A study conducted by researchers at University of Kentucky Markey Cancer Center suggests that the targeting of a key enzyme and its associated metabolic programming may lead to the development of a drug to treat lung cancer.

The study collected metabolic data directly from more than 120 human lung cancer patients. The research team worked with other collaborators to measure the in situ activity of these two enzymes in patients with early stage lung cancer.

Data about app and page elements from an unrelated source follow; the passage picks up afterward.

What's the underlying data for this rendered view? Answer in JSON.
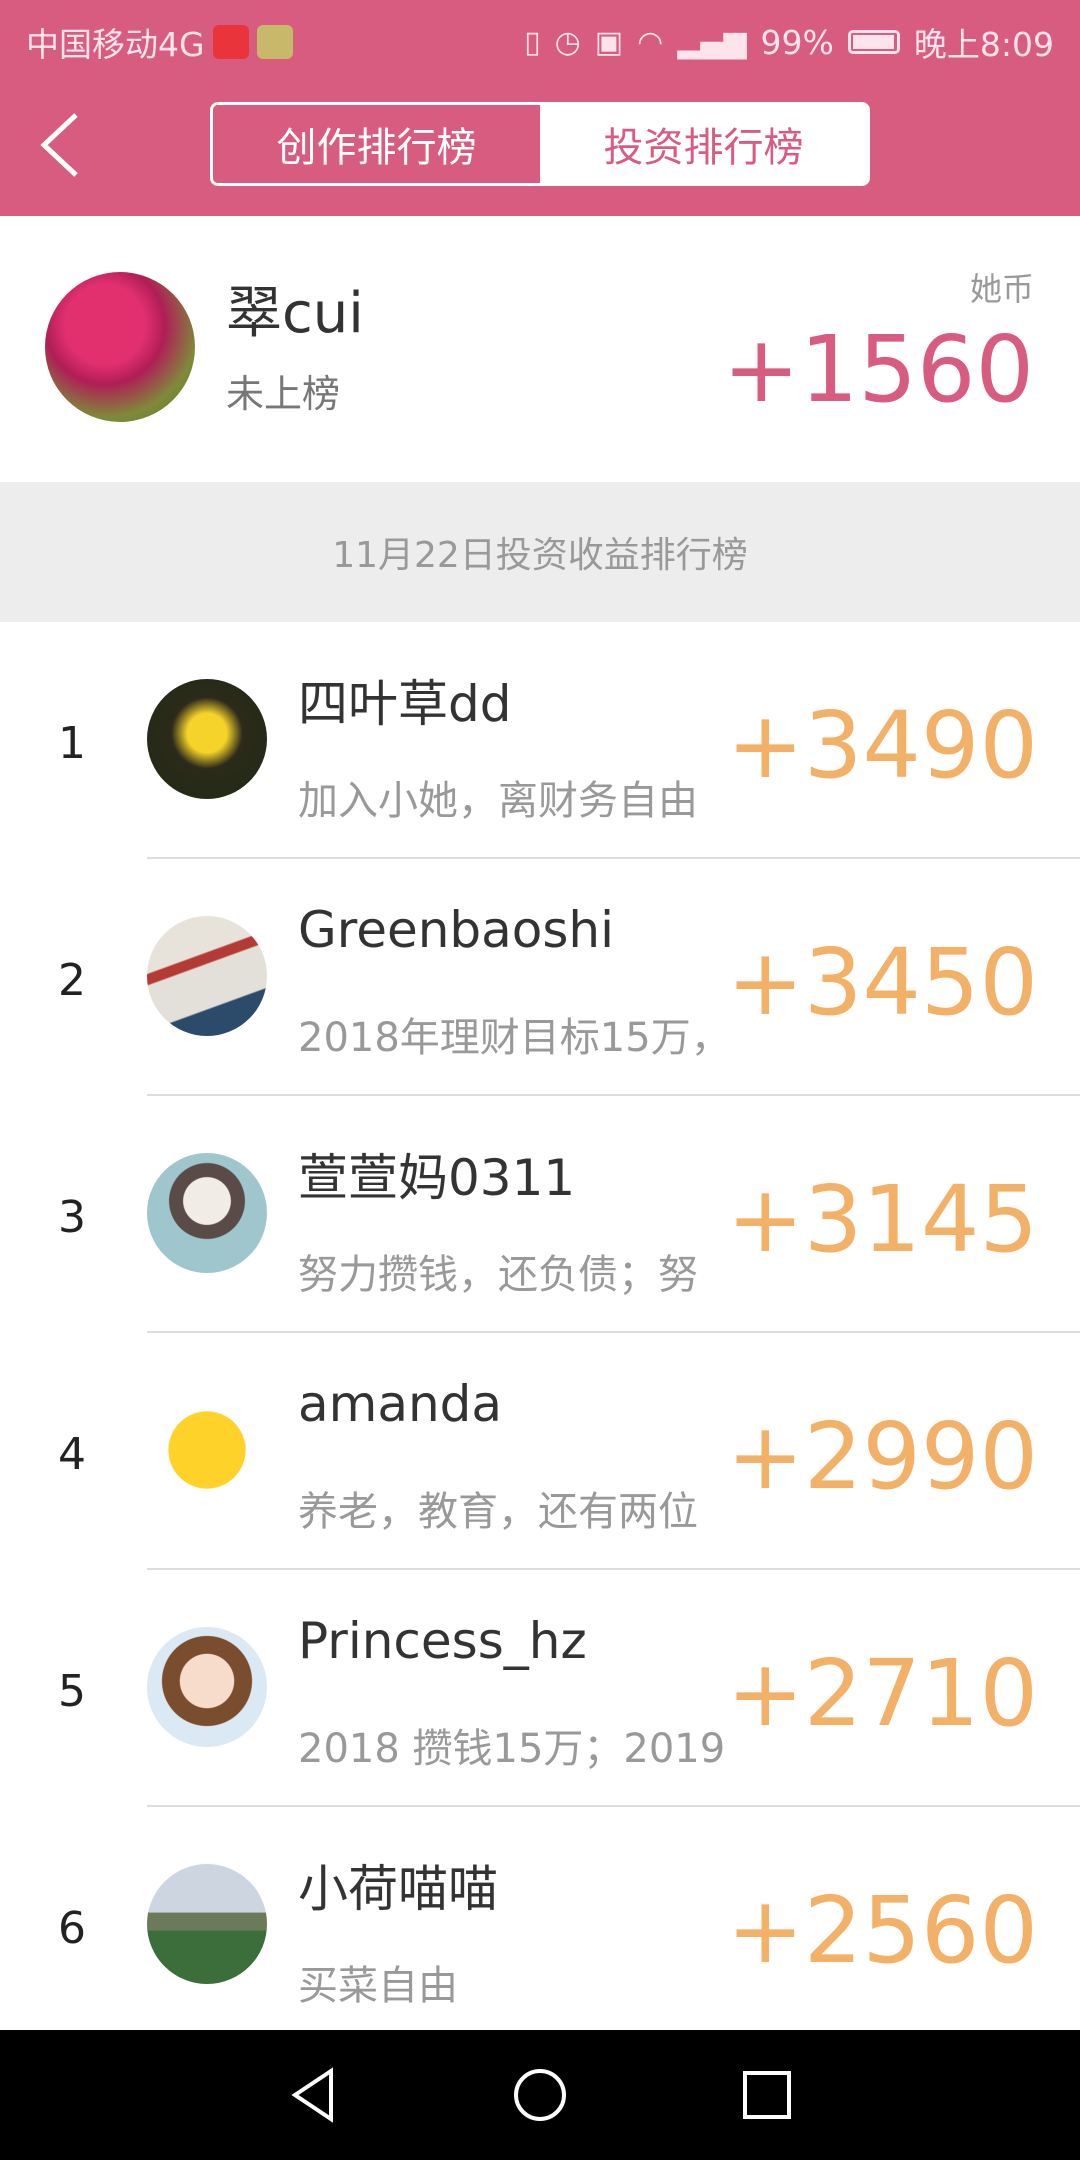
{
  "status_bar": {
    "carrier": "中国移动4G",
    "battery_percent": "99%",
    "time": "晚上8:09"
  },
  "header": {
    "tabs": [
      {
        "label": "创作排行榜",
        "active": true
      },
      {
        "label": "投资排行榜",
        "active": false
      }
    ]
  },
  "me": {
    "name": "翠cui",
    "status": "未上榜",
    "coin_label": "她币",
    "score": "+1560"
  },
  "section_title": "11月22日投资收益排行榜",
  "ranking": [
    {
      "rank": "1",
      "name": "四叶草dd",
      "desc": "加入小她，离财务自由",
      "score": "+3490"
    },
    {
      "rank": "2",
      "name": "Greenbaoshi",
      "desc": "2018年理财目标15万，",
      "score": "+3450"
    },
    {
      "rank": "3",
      "name": "萱萱妈0311",
      "desc": "努力攒钱，还负债；努",
      "score": "+3145"
    },
    {
      "rank": "4",
      "name": "amanda",
      "desc": "养老，教育，还有两位",
      "score": "+2990"
    },
    {
      "rank": "5",
      "name": "Princess_hz",
      "desc": "2018 攒钱15万；2019",
      "score": "+2710"
    },
    {
      "rank": "6",
      "name": "小荷喵喵",
      "desc": "买菜自由",
      "score": "+2560"
    }
  ],
  "colors": {
    "brand": "#d85b80",
    "score_orange": "#f3b067"
  }
}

When they infused the patients with a glucose tagged with stable heavy atoms immediately prior to surgical removal of tumor tissue, they found that PC was selectively activated — in other words, PC expression may play an important role in the development of lung cancer, according to a Science Daily news report. The researchers used molecular genetic tools to reduce the amount of PC in human lung cancer cells and observed decreased cell growth, a reduced rate of tumor growth in mice, and a compromised ability to form colonies in soft agar.

The Science Daily news report indicates that a loss of PC also induced widespread changes in the central metabolism of the cell, suggesting a role for PC in early stage metabolic reprogramming. Researcher Teresa Fan says, “We now know much more about metabolic reprogramming of cancerous tissues in human patients, particularly that the activation of pyruvate carboxylase is important to lung cancer cell growth and survival.”

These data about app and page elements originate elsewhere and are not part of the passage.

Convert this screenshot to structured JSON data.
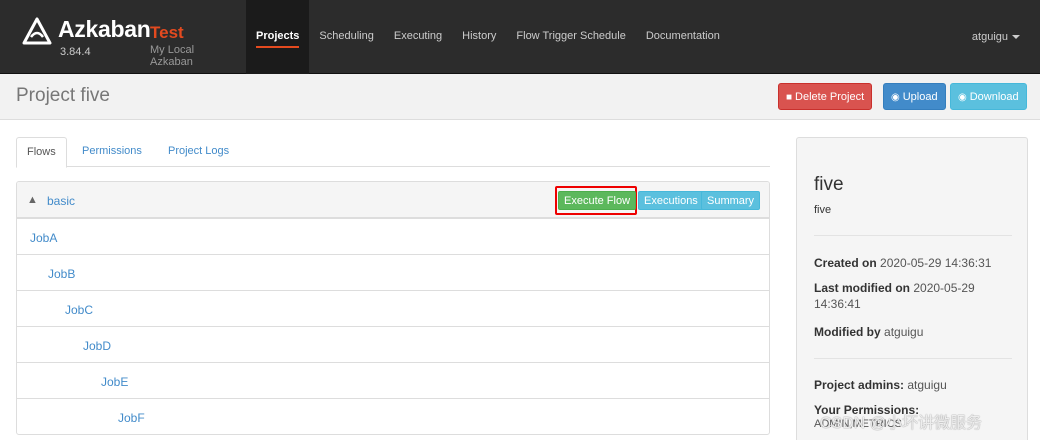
{
  "brand": {
    "name": "Azkaban",
    "env": "Test",
    "version": "3.84.4",
    "subtitle": "My Local Azkaban",
    "logo_icon": "azkaban-logo-icon"
  },
  "nav": {
    "items": [
      "Projects",
      "Scheduling",
      "Executing",
      "History",
      "Flow Trigger Schedule",
      "Documentation"
    ],
    "active": "Projects",
    "user": "atguigu"
  },
  "project": {
    "title": "Project five",
    "delete_label": "Delete Project",
    "upload_label": "Upload",
    "download_label": "Download"
  },
  "tabs": [
    "Flows",
    "Permissions",
    "Project Logs"
  ],
  "flow": {
    "name": "basic",
    "execute_label": "Execute Flow",
    "executions_label": "Executions",
    "summary_label": "Summary",
    "jobs": [
      "JobA",
      "JobB",
      "JobC",
      "JobD",
      "JobE",
      "JobF"
    ]
  },
  "sidebar": {
    "name": "five",
    "description": "five",
    "created_label": "Created on",
    "created_value": "2020-05-29 14:36:31",
    "modified_label": "Last modified on",
    "modified_value": "2020-05-29 14:36:41",
    "modified_by_label": "Modified by",
    "modified_by_value": "atguigu",
    "admins_label": "Project admins:",
    "admins_value": "atguigu",
    "permissions_label": "Your Permissions:",
    "permissions_value": "ADMIN,METRICS"
  },
  "watermark": "CSDN @小坏讲微服务",
  "colors": {
    "navbar": "#2c2c2c",
    "accent": "#e44a1f",
    "link": "#428bca",
    "danger": "#d9534f",
    "success": "#5cb85c",
    "info": "#5bc0de",
    "highlight_box": "#ee0000"
  }
}
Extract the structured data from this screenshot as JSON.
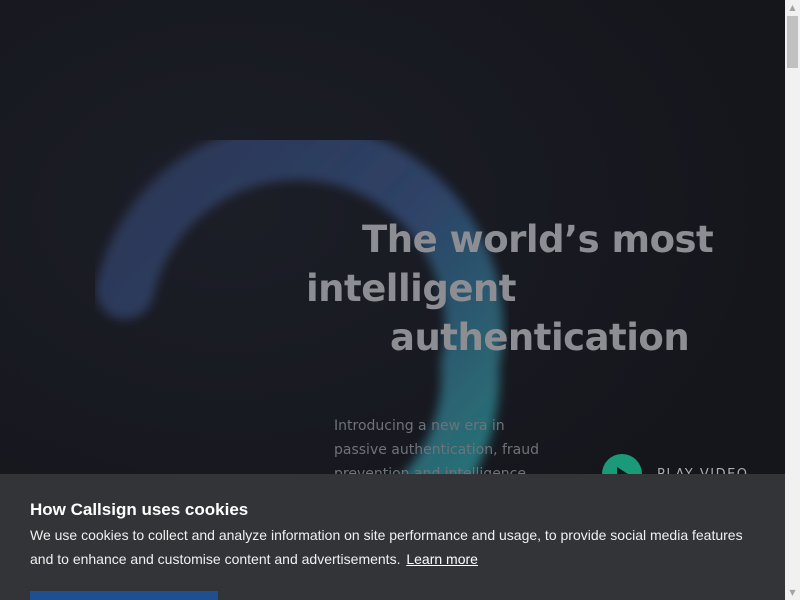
{
  "hero": {
    "title_line1": "The world’s most",
    "title_line2": "intelligent",
    "title_line3": "authentication",
    "subtitle": "Introducing a new era in passive authentication, fraud prevention and intelligence",
    "play_label": "PLAY VIDEO"
  },
  "cookie_banner": {
    "title": "How Callsign uses cookies",
    "text": "We use cookies to collect and analyze information on site performance and usage, to provide social media features and to enhance and customise content and advertisements.",
    "learn_more": "Learn more"
  },
  "colors": {
    "background": "#16171d",
    "accent_green": "#1a9a78",
    "banner_bg": "#333438",
    "button_blue": "#1d4f91"
  },
  "icons": {
    "play": "play-icon",
    "scroll_up": "scroll-up-arrow-icon",
    "scroll_down": "scroll-down-arrow-icon"
  }
}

Fan adds, “Ultimately, figuring out how to target PC may help researchers develop new, more effective therapeutic strategies to improve upon current lung cancer treatments, which are limited and harmful.”

Source: Science Daily